Task description: Scan the entries below, and for each line that includes the word "JSON", make a copy.

● ● ●

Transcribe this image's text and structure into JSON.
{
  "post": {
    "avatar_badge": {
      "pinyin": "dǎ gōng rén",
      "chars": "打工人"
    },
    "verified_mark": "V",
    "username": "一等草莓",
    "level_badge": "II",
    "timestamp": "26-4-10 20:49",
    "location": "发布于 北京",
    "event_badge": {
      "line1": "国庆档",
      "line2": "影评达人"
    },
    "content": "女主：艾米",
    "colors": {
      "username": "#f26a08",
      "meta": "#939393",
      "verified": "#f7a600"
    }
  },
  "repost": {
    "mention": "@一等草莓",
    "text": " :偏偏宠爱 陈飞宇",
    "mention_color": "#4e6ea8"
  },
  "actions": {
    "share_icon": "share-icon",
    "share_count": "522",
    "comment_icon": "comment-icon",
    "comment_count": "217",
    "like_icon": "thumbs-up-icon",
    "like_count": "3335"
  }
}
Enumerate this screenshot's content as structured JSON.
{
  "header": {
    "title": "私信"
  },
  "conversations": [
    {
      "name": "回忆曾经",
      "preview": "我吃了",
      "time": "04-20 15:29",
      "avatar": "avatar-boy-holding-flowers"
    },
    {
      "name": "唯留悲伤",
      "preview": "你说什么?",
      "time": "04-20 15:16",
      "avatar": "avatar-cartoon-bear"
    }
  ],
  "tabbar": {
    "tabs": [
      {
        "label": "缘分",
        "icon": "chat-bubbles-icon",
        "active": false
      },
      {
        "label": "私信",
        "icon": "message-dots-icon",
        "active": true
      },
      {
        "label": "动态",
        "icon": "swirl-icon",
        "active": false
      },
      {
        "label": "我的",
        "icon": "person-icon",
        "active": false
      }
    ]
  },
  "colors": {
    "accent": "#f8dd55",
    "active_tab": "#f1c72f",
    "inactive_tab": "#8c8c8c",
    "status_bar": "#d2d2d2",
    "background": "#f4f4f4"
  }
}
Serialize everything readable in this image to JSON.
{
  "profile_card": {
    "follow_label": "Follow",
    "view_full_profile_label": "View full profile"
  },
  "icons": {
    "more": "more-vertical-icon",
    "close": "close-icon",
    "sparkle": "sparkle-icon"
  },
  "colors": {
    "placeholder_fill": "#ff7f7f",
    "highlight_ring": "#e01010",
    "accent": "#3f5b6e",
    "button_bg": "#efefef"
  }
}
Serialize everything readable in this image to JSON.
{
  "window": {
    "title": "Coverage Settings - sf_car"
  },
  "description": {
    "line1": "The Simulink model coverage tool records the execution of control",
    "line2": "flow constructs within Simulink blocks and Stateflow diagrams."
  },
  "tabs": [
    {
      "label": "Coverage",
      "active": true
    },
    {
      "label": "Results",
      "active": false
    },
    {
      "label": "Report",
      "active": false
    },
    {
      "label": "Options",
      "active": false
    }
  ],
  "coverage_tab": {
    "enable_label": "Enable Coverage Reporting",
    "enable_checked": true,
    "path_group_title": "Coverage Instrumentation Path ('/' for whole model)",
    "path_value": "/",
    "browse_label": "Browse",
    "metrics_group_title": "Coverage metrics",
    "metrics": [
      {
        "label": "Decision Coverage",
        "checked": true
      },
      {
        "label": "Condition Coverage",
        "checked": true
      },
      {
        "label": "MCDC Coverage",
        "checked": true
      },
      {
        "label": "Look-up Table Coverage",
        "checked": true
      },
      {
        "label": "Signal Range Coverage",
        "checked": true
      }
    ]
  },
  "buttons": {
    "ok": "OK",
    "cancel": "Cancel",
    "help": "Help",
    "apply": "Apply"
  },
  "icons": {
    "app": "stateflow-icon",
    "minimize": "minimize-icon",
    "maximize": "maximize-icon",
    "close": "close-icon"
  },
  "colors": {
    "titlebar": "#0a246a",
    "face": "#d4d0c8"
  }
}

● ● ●

Task result:
Transcribe this image's text and structure into JSON.
Enumerate this screenshot's content as structured JSON.
Serialize everything readable in this image to JSON.
Serialize everything readable in this image to JSON.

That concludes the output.